Living with an invisible illness can be tough. Many look at my outward appearance and don’t realize how much I deal with. From the physical, mental and emotional aspects of my disease - there are many ways that I internally suffer. I hate to dwell on the negatives, but these are the realities of living with psoriatic arthritis.
These are 5 ways I suffer, but you may never know:
1. The physical and emotional anguish of managing chronic pain
You can’t see it, but with psoriatic arthritis, comes joint pain. It can make daily tasks a whole lot harder. One day I may feel well enough to exercise, walk a 5k or spend the whole day out with friends. While the next I can have difficulty doing my hair, using my hands, or walking. If I don’t properly manage my condition, and my inflammation, my pain can be debilitating.
There were years that I relied on pain meds to help control my pain. Pain can affect every part of my life. My energy is severely impacted by pain and my mood can be completely altered as well. It’s a lot to deal with pain day in and day out. It takes a toll on you mentally, emotionally and physically.
2. Stress of managing my condition
There are many different stressors in managing my condition. I have to continuously worry about what I’m going to eat. If I’m pushing myself too far or if my activities are just the right amount. Have I exposed myself to toxins that will cause me a flare? Is going to the gym tonight going to make me feel better or make me feel worse? There are always so many questions in the back of my mind. I never have a day off from living this chronic condition.
In addition to the stress of managing my autoimmune arthritis, I’m always worried about “acting well” and the perception others have of me. With an invisible illness, people often don’t understand why I don’t feel well. While I may feel ok one day, I might be laid up in bed the next. Many times I’ll have plans and end up having to cancel. When I do, I look like a flake and it exacerbates my stress levels. I worry about what my friends think and if they’ll continue to invite me out. I know they don’t understand and I can’t expect them to.
3. Longing of wanting to be 'Normal’

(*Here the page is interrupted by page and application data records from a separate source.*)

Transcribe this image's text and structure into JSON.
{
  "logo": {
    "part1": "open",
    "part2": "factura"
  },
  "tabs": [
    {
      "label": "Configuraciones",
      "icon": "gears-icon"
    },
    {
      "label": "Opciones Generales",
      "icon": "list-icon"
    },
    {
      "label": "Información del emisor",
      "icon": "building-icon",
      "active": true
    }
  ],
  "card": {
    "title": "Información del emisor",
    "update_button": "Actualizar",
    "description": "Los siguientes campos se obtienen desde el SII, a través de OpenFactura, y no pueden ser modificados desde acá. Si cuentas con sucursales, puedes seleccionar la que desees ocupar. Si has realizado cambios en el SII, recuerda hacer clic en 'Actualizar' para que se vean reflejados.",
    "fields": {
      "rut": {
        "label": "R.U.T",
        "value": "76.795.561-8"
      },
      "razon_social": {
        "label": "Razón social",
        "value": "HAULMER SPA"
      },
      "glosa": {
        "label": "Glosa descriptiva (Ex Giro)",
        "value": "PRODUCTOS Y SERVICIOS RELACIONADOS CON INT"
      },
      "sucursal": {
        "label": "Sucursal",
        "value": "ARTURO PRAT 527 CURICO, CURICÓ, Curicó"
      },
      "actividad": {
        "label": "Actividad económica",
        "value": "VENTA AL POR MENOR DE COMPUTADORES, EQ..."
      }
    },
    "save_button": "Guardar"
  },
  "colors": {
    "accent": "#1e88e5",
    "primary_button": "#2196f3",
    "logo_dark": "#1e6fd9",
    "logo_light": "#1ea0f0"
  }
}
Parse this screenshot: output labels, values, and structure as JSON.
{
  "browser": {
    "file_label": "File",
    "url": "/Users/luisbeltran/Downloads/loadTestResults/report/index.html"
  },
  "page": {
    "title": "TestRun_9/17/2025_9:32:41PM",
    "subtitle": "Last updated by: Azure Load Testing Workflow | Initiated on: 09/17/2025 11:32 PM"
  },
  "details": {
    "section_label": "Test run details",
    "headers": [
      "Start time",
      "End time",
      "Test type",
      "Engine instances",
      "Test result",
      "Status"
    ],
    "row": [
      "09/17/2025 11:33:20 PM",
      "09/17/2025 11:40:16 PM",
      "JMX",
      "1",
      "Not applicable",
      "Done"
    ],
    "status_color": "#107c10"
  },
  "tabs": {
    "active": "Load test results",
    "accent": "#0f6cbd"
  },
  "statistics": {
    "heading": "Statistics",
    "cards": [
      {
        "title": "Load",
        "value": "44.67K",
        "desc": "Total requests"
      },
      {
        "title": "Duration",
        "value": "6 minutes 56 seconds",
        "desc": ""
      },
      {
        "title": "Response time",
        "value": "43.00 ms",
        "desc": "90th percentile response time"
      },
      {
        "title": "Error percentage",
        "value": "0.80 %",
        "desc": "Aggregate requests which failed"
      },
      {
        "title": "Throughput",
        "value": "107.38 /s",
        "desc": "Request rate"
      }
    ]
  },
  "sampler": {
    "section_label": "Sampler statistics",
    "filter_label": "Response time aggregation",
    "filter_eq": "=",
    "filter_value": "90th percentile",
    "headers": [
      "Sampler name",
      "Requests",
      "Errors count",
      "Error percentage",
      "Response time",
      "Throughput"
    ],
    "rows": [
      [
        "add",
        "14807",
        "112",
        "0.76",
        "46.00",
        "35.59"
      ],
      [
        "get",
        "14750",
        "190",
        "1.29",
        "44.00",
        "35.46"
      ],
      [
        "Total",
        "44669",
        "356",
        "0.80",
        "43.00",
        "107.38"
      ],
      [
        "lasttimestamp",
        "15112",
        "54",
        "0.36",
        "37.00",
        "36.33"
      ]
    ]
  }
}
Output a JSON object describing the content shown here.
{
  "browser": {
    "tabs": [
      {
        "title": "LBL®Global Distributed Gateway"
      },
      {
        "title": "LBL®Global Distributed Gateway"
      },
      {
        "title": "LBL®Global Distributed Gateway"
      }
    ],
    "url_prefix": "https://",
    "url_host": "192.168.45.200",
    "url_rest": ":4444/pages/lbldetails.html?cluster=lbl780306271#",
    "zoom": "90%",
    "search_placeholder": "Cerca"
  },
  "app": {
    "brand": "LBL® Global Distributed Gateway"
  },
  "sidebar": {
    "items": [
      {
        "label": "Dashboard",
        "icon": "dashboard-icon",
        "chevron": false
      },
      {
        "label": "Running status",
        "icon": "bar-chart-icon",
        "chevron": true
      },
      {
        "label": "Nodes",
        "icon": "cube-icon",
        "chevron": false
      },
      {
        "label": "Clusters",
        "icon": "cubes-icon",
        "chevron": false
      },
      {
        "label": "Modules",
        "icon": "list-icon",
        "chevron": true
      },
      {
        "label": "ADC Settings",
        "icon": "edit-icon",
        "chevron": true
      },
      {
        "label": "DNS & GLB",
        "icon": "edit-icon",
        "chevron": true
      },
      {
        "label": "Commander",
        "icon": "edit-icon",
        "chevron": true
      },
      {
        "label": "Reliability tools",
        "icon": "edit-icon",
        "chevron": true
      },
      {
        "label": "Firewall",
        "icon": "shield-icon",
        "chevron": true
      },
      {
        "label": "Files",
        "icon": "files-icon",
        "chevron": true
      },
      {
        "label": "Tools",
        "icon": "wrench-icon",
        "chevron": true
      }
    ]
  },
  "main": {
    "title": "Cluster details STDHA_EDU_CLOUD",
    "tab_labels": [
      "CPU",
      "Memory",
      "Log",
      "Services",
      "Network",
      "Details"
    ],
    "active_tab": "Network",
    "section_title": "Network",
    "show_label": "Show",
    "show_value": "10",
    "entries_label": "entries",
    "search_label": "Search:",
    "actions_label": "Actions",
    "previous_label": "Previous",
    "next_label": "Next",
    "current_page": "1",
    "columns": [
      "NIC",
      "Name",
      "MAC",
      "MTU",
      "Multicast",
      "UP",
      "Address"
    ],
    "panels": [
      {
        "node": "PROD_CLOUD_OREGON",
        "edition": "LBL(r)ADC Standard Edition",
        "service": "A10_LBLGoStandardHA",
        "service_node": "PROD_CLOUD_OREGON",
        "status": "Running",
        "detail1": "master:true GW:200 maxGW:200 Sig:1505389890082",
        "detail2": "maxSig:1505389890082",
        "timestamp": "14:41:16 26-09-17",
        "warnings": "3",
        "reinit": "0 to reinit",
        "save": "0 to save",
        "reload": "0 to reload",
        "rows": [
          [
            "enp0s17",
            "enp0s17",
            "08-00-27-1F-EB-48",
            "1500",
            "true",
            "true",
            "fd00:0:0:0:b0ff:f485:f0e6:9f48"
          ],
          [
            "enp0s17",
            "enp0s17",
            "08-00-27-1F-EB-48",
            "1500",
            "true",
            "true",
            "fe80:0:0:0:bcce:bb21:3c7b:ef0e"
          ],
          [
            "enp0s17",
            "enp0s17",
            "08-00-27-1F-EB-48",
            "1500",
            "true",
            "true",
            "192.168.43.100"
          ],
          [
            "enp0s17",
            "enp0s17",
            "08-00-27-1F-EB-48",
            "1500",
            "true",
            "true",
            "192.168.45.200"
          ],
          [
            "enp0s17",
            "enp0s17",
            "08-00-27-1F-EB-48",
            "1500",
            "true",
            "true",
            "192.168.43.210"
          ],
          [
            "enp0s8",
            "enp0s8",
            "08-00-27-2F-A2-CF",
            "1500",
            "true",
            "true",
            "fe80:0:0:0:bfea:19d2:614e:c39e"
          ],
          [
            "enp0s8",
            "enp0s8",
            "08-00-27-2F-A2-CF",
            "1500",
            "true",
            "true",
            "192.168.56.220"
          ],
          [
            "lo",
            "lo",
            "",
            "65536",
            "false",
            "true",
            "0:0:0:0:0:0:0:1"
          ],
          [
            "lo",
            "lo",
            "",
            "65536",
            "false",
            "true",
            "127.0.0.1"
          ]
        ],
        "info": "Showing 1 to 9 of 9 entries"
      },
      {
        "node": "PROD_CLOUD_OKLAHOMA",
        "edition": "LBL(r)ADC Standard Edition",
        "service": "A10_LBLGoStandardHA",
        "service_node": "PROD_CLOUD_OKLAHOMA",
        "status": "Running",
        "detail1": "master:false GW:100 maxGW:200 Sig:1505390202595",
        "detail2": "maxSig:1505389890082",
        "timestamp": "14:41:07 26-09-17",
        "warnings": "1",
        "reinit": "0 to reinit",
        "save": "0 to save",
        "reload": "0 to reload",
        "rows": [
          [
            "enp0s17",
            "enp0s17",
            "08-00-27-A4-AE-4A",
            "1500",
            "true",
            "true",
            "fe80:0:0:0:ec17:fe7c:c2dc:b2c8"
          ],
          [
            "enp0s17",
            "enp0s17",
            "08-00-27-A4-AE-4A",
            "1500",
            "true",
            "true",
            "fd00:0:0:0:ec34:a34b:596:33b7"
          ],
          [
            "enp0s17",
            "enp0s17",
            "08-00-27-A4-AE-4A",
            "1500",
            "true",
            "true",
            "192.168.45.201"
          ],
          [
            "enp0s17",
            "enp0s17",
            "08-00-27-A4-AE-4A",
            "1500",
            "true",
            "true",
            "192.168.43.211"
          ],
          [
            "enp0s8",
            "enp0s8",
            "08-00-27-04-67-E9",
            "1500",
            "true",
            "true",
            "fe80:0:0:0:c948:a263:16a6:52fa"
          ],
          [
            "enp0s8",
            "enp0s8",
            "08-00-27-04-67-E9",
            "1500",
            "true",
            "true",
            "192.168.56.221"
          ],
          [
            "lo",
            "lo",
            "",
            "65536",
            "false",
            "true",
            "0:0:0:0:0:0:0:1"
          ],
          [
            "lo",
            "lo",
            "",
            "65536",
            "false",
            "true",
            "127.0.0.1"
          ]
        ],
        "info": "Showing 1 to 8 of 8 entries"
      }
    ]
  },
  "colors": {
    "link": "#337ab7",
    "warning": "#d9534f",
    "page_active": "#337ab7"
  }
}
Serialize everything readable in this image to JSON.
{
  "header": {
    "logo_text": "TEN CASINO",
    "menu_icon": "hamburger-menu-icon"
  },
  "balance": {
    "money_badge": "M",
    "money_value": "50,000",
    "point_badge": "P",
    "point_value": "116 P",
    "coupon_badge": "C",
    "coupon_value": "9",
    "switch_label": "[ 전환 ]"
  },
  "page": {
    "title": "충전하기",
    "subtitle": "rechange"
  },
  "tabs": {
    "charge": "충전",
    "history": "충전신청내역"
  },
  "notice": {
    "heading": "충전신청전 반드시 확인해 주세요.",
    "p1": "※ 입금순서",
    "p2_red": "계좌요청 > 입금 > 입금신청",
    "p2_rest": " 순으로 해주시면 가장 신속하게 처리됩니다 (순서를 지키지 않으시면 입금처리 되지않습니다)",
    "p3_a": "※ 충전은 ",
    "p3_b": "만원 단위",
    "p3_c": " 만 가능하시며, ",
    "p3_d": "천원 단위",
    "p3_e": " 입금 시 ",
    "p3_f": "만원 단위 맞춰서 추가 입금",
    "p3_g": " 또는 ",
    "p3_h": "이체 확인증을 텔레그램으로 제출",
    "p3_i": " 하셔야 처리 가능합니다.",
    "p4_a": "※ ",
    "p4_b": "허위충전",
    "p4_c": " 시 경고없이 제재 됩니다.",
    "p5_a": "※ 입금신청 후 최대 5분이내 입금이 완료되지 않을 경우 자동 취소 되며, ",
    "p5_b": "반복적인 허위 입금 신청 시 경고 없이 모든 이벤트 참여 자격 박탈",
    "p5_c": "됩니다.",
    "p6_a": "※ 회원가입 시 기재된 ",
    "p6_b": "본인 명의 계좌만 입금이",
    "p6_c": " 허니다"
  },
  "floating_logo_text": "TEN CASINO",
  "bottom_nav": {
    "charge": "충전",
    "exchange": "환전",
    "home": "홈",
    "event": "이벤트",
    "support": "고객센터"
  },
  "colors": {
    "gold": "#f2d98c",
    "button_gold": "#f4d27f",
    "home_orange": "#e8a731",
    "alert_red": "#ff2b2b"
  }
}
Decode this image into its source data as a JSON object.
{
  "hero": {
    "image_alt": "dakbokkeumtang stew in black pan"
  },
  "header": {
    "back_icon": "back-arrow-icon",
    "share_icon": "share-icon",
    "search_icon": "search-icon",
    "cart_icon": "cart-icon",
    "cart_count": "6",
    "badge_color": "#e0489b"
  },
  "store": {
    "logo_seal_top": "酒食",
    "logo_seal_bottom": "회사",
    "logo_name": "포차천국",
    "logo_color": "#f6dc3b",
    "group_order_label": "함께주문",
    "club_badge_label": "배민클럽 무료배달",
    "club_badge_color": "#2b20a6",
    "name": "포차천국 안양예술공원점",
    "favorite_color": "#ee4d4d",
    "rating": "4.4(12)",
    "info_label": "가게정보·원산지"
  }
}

I just want to feel normal. Normal to me would be living live without having to second guess everything. I want to be able to go out and not have to worry about my condition or how I will feel tomorrow. I want to go and relive my college years where I didn’t have a care in the world. I want to be able to go to a restaurant and not have to give specific directions on how to prepare my meal. I want to be able to eat pizza and drink beer with my boyfriend. Now I’m bogged down by supplements, medication, doctors appointments, treatments and more. I don’t want to have to worry about these things all the time.
4. Annoyance of being asked 'stupid questions’
This one may seem really petty, but I get really frustrated when I get asked (what I deem) as stupid questions. And I know I shouldn’t think of them like that, because they’re not being asked out of spite or meant to be rude. I just get annoyed answering the same things all the time and I hate being asked questions that I feel others should just know.
What are examples of these questions? When I wasn’t working, I dreaded when people would ask me when I thought I’d get back to work. I know this wasn’t meant to cause me stress, but it would stress me out because it was out of my control. Of course I wanted to get back to work, but my health was preventing me from doing it.
Another example is when friends or family members ask me why I don’t feel well? They’ll ask if I possibly have the flu or maybe I’m coming down with a cold. Many times I just want to scream “I have a chronic condition! I have flare ups! It’s my psoriatic arthritis, not the flu or a cold.” So many in my life don’t understand that it’s something that will never go away. I know I shouldn’t get upset, but it’s another factor that’s out of my control and triggers me.
5. An internal battle with myself
The biggest thing I struggle with is not wanting to have a chronic condition. It’s a huge internal battle I face day in and day out. I don’t want to be sick. I don’t want to have a condition that hinders me for the rest of my life. I don’t want to have to deal with pain and medications and modifications.
I struggle with it a lot - especially when I have flare ups. I blame myself. What did I do wrong? What did I eat that I shouldn’t have? Why did I do that to myself - I know better. It’s so easy to get caught up in a blame circle and put a ridiculous amount of pressure on ourselves.
Although I do suffer with these things, I do not want to negate that great life I live.
At the end of the day, I’ve come to terms with having my condition and I’ve truly moved on to living my best life.
Each of these sufferings can be overcome and managed to help move past. Whenever the negative train does come chugging into the station, I reach into my toolbox to overcome and focus on the positives. Practicing yoga, breathing exercises and meditation are two ways that really help lift myself up. Educating my family and friends on the ways they can help me is another way I can move past these items.
I may have to deal with these things on a daily basis, but they make me stronger. And for that, I am grateful.
Julie Cerrone Croner is a Psoriasis HealthCentral Social Ambassador, certified holistic health coach, patient empowerer, yoga instructor, autoimmune warrior, and the blogger behind It’s Just A Bad Day, NOT A Bad Life. When she’s not empowering chronically fabulous patients to live their best lives, she can be found traveling, cooking, geeking out over health-related things, or enjoying life in Pittsburgh. Julie loves social media, so make sure to connect with her on Twitter, Instagram, or Facebook.